The article suggests another alarming reason for this funding disparity as well: many people, consciously or unconsciously, believe that lung cancer is the fault of the victim. If they hadn’t smoked, after all, would they be in this situation? Shame on them! And they’re endangering us with their second-hand smoke as well! But what about non-smokers who get lung cancer? (After all, that second-hand smoke is going somewhere, isn’t it?) And what right do we have to blame the victim of a disease, anyway? Is a person’s death less tragic because he was a smoker? Trust me, I fall prey to those adverts of children with leukemia…I want to send them money, too. But does our culture of blame induce us to spend money on those we consider “deserving” but not on the “undeserving?” Are we ok with that?
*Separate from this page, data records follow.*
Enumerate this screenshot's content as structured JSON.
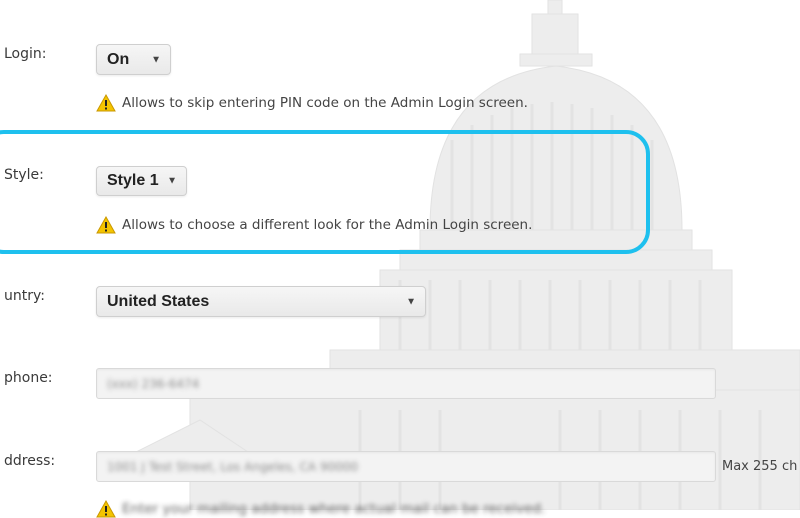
{
  "colors": {
    "highlight": "#1ec0ee",
    "warning": "#f4c400"
  },
  "login": {
    "label": "Login:",
    "value": "On",
    "hint": "Allows to skip entering PIN code on the Admin Login screen."
  },
  "style": {
    "label": "Style:",
    "value": "Style 1",
    "hint": "Allows to choose a different look for the Admin Login screen."
  },
  "country": {
    "label": "untry:",
    "value": "United States"
  },
  "phone": {
    "label": "phone:",
    "value": "(xxx) 236-6474"
  },
  "address": {
    "label": "ddress:",
    "value": "1001 J Test Street, Los Angeles, CA 90000",
    "max_note": "Max 255 ch",
    "hint": "Enter your mailing address where actual mail can be received."
  },
  "icons": {
    "warning": "warning-triangle-icon",
    "dropdown": "chevron-down-icon"
  }
}
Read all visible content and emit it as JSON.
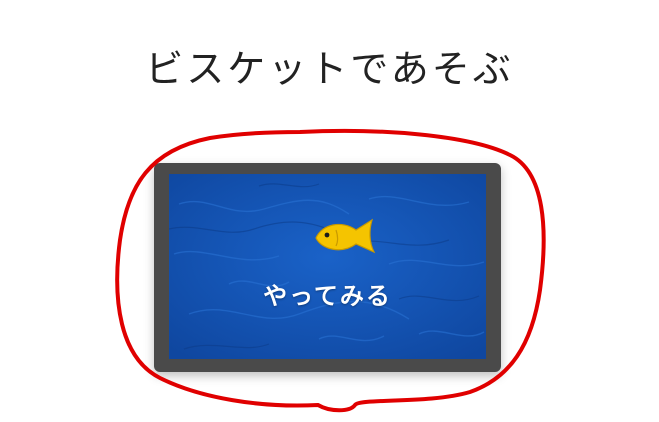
{
  "page": {
    "title": "ビスケットであそぶ"
  },
  "card": {
    "button_label": "やってみる",
    "icon": "fish-icon"
  },
  "colors": {
    "device_frame": "#4a4a4a",
    "screen_blue": "#1453b3",
    "fish_yellow": "#f5c400",
    "annotation_red": "#e00000"
  }
}
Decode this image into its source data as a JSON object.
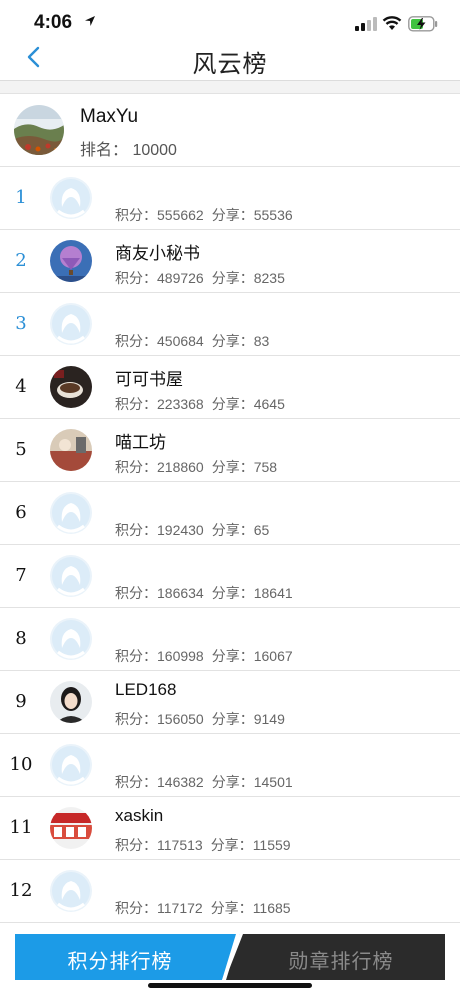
{
  "status_bar": {
    "time": "4:06"
  },
  "nav": {
    "title": "风云榜",
    "back_icon": "chevron-left-icon"
  },
  "me": {
    "name": "MaxYu",
    "rank": "排名：  10000",
    "avatar": "landscape-photo"
  },
  "labels": {
    "score": "积分：",
    "share": "分享："
  },
  "rows": [
    {
      "rank": "1",
      "name": "",
      "score": "555662",
      "share": "55536",
      "avatar": "default"
    },
    {
      "rank": "2",
      "name": "商友小秘书",
      "score": "489726",
      "share": "8235",
      "avatar": "balloon"
    },
    {
      "rank": "3",
      "name": "",
      "score": "450684",
      "share": "83",
      "avatar": "default"
    },
    {
      "rank": "4",
      "name": "可可书屋",
      "score": "223368",
      "share": "4645",
      "avatar": "dark"
    },
    {
      "rank": "5",
      "name": "喵工坊",
      "score": "218860",
      "share": "758",
      "avatar": "warm"
    },
    {
      "rank": "6",
      "name": "",
      "score": "192430",
      "share": "65",
      "avatar": "default"
    },
    {
      "rank": "7",
      "name": "",
      "score": "186634",
      "share": "18641",
      "avatar": "default"
    },
    {
      "rank": "8",
      "name": "",
      "score": "160998",
      "share": "16067",
      "avatar": "default"
    },
    {
      "rank": "9",
      "name": "LED168",
      "score": "156050",
      "share": "9149",
      "avatar": "person"
    },
    {
      "rank": "10",
      "name": "",
      "score": "146382",
      "share": "14501",
      "avatar": "default"
    },
    {
      "rank": "11",
      "name": "xaskin",
      "score": "117513",
      "share": "11559",
      "avatar": "red"
    },
    {
      "rank": "12",
      "name": "",
      "score": "117172",
      "share": "11685",
      "avatar": "default"
    }
  ],
  "tabs": {
    "active": "积分排行榜",
    "inactive": "勋章排行榜"
  },
  "colors": {
    "accent": "#1c9be7",
    "dark_tab": "#2b2b2b",
    "top_rank": "#2b8fd6"
  }
}
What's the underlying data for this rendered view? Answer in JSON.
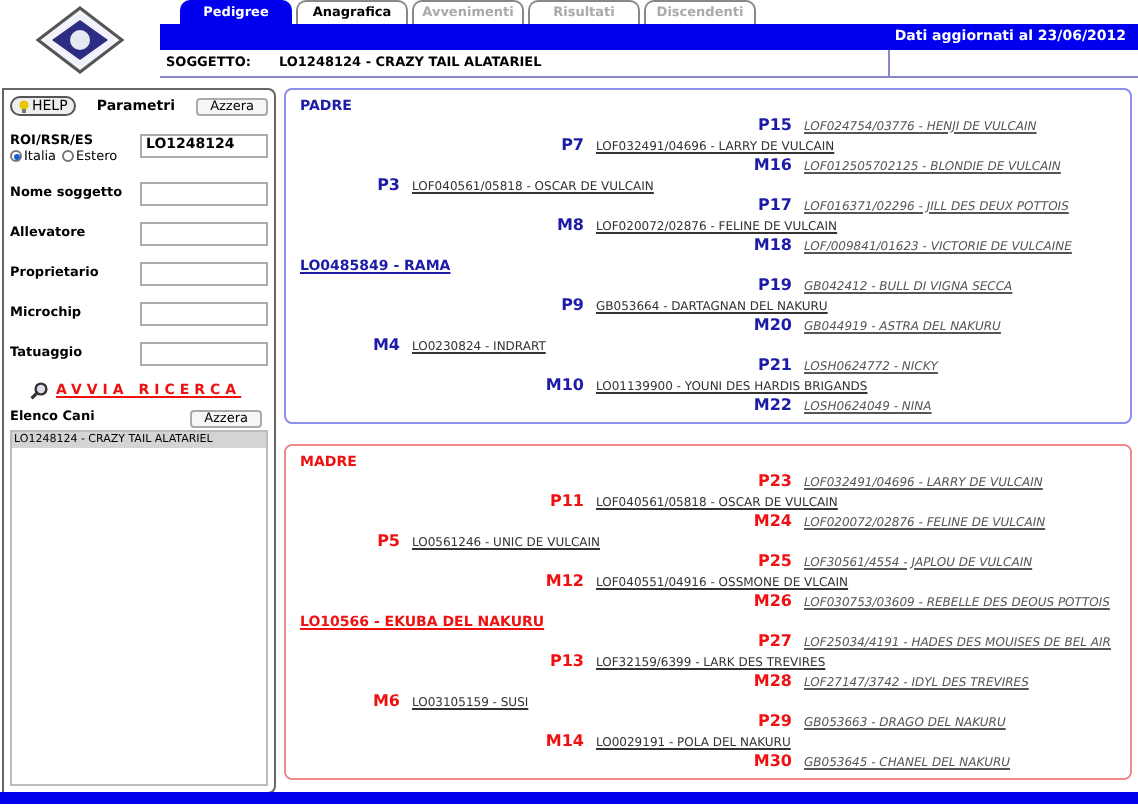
{
  "tabs": [
    {
      "label": "Pedigree",
      "selected": true,
      "disabled": false
    },
    {
      "label": "Anagrafica",
      "selected": false,
      "disabled": false
    },
    {
      "label": "Avvenimenti",
      "selected": false,
      "disabled": true
    },
    {
      "label": "Risultati",
      "selected": false,
      "disabled": true
    },
    {
      "label": "Discendenti",
      "selected": false,
      "disabled": true
    }
  ],
  "header": {
    "updated": "Dati aggiornati al 23/06/2012",
    "subject_label": "SOGGETTO:",
    "subject": "LO1248124 - CRAZY TAIL ALATARIEL"
  },
  "search_panel": {
    "help": "HELP",
    "title": "Parametri",
    "reset": "Azzera",
    "registry": {
      "label": "ROI/RSR/ES",
      "value": "LO1248124",
      "options": [
        {
          "label": "Italia",
          "selected": true
        },
        {
          "label": "Estero",
          "selected": false
        }
      ]
    },
    "fields": [
      {
        "label": "Nome soggetto"
      },
      {
        "label": "Allevatore"
      },
      {
        "label": "Proprietario"
      },
      {
        "label": "Microchip"
      },
      {
        "label": "Tatuaggio"
      }
    ],
    "search": "AVVIA RICERCA",
    "list_title": "Elenco Cani",
    "list_reset": "Azzera",
    "list": [
      {
        "label": "LO1248124 - CRAZY TAIL ALATARIEL",
        "selected": true
      }
    ]
  },
  "sections": [
    {
      "kind": "padre",
      "title": "PADRE",
      "root": {
        "name": "LO0485849 - RAMA",
        "children": [
          {
            "label": "P3",
            "name": "LOF040561/05818 - OSCAR DE VULCAIN",
            "children": [
              {
                "label": "P7",
                "name": "LOF032491/04696 - LARRY DE VULCAIN",
                "children": [
                  {
                    "label": "P15",
                    "name": "LOF024754/03776 - HENJI DE VULCAIN"
                  },
                  {
                    "label": "M16",
                    "name": "LOF012505702125 - BLONDIE DE VULCAIN"
                  }
                ]
              },
              {
                "label": "M8",
                "name": "LOF020072/02876 - FELINE DE VULCAIN",
                "children": [
                  {
                    "label": "P17",
                    "name": "LOF016371/02296 - JILL DES DEUX POTTOIS"
                  },
                  {
                    "label": "M18",
                    "name": "LOF/009841/01623 - VICTORIE DE VULCAINE"
                  }
                ]
              }
            ]
          },
          {
            "label": "M4",
            "name": "LO0230824 - INDRART",
            "children": [
              {
                "label": "P9",
                "name": "GB053664 - DARTAGNAN DEL NAKURU",
                "children": [
                  {
                    "label": "P19",
                    "name": "GB042412 - BULL DI VIGNA SECCA"
                  },
                  {
                    "label": "M20",
                    "name": "GB044919 - ASTRA DEL NAKURU"
                  }
                ]
              },
              {
                "label": "M10",
                "name": "LO01139900 - YOUNI DES HARDIS BRIGANDS",
                "children": [
                  {
                    "label": "P21",
                    "name": "LOSH0624772 - NICKY"
                  },
                  {
                    "label": "M22",
                    "name": "LOSH0624049 - NINA"
                  }
                ]
              }
            ]
          }
        ]
      }
    },
    {
      "kind": "madre",
      "title": "MADRE",
      "root": {
        "name": "LO10566 - EKUBA DEL NAKURU",
        "children": [
          {
            "label": "P5",
            "name": "LO0561246 - UNIC DE VULCAIN",
            "children": [
              {
                "label": "P11",
                "name": "LOF040561/05818 - OSCAR DE VULCAIN",
                "children": [
                  {
                    "label": "P23",
                    "name": "LOF032491/04696 - LARRY DE VULCAIN"
                  },
                  {
                    "label": "M24",
                    "name": "LOF020072/02876 - FELINE DE VULCAIN"
                  }
                ]
              },
              {
                "label": "M12",
                "name": "LOF040551/04916 - OSSMONE DE VLCAIN",
                "children": [
                  {
                    "label": "P25",
                    "name": "LOF30561/4554 - JAPLOU DE VULCAIN"
                  },
                  {
                    "label": "M26",
                    "name": "LOF030753/03609 - REBELLE DES DEOUS POTTOIS"
                  }
                ]
              }
            ]
          },
          {
            "label": "M6",
            "name": "LO03105159 - SUSI",
            "children": [
              {
                "label": "P13",
                "name": "LOF32159/6399 - LARK DES TREVIRES",
                "children": [
                  {
                    "label": "P27",
                    "name": "LOF25034/4191 - HADES DES MOUISES DE BEL AIR"
                  },
                  {
                    "label": "M28",
                    "name": "LOF27147/3742 - IDYL DES TREVIRES"
                  }
                ]
              },
              {
                "label": "M14",
                "name": "LO0029191 - POLA DEL NAKURU",
                "children": [
                  {
                    "label": "P29",
                    "name": "GB053663 - DRAGO DEL NAKURU"
                  },
                  {
                    "label": "M30",
                    "name": "GB053645 - CHANEL DEL NAKURU"
                  }
                ]
              }
            ]
          }
        ]
      }
    }
  ]
}
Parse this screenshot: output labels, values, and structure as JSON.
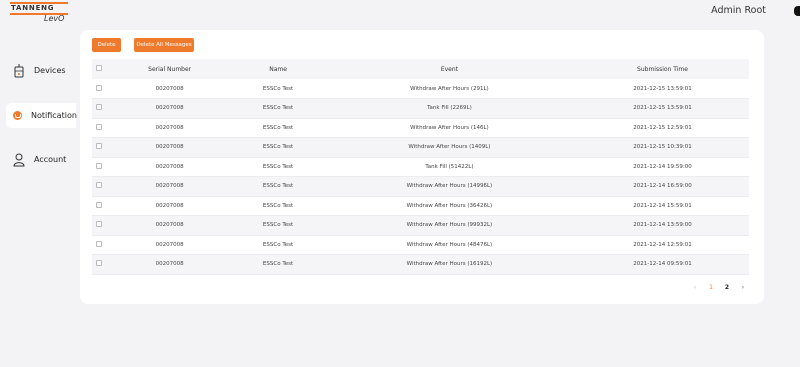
{
  "brand": {
    "name": "TANNENG",
    "product": "LevO"
  },
  "user": {
    "name": "Admin Root"
  },
  "nav": [
    {
      "label": "Devices",
      "icon": "tank-icon"
    },
    {
      "label": "Notification",
      "icon": "bell-icon",
      "active": true
    },
    {
      "label": "Account",
      "icon": "user-icon"
    }
  ],
  "toolbar": {
    "delete_label": "Delete",
    "delete_all_label": "Delete All Messages"
  },
  "table": {
    "columns": [
      "Serial Number",
      "Name",
      "Event",
      "Submission Time"
    ],
    "rows": [
      [
        "00207008",
        "ESSCo Test",
        "Withdraw After Hours (291L)",
        "2021-12-15 13:59:01"
      ],
      [
        "00207008",
        "ESSCo Test",
        "Tank Fill (2269L)",
        "2021-12-15 13:59:01"
      ],
      [
        "00207008",
        "ESSCo Test",
        "Withdraw After Hours (146L)",
        "2021-12-15 12:59:01"
      ],
      [
        "00207008",
        "ESSCo Test",
        "Withdraw After Hours (1409L)",
        "2021-12-15 10:39:01"
      ],
      [
        "00207008",
        "ESSCo Test",
        "Tank Fill (51422L)",
        "2021-12-14 19:59:00"
      ],
      [
        "00207008",
        "ESSCo Test",
        "Withdraw After Hours (14996L)",
        "2021-12-14 16:59:00"
      ],
      [
        "00207008",
        "ESSCo Test",
        "Withdraw After Hours (36426L)",
        "2021-12-14 15:59:01"
      ],
      [
        "00207008",
        "ESSCo Test",
        "Withdraw After Hours (99932L)",
        "2021-12-14 13:59:00"
      ],
      [
        "00207008",
        "ESSCo Test",
        "Withdraw After Hours (48476L)",
        "2021-12-14 12:59:01"
      ],
      [
        "00207008",
        "ESSCo Test",
        "Withdraw After Hours (16192L)",
        "2021-12-14 09:59:01"
      ]
    ]
  },
  "pagination": {
    "prev": "‹",
    "pages": [
      "1",
      "2"
    ],
    "current": "1",
    "next": "›"
  },
  "colors": {
    "accent": "#f07a2b",
    "background": "#f3f3f6"
  }
}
I think a good example of our society (and the world) overcoming a prejudice against a culture-of-blame disease is our relative success with suppressing the dreaded AIDS epidemic. Many a politically-incorrect statement about AIDS victims was bandied about when I was younger…but now, I think, those negative connotations are mostly remembered only by older members of society. And although we haven’t successfully “cured” or fully protected against AIDS, we can now suppress it with anti-viral drugs–the result of well-spent research funding. Perhaps we can take a good lesson from our success with AIDS. Perhaps we can see lung cancer for what it is–a tragic disease that steals the lives of tens of thousands of people in the US every year*. Perhaps we can bring a halt to our culture of blame.
Geddes, Linda: Scandal of Underfunded and Undertreated Cancer. New Scientist issue 2871. 28Jun, 2012.
*This number was 35,000 deaths in the UK in 2010 according to Geddes’ article.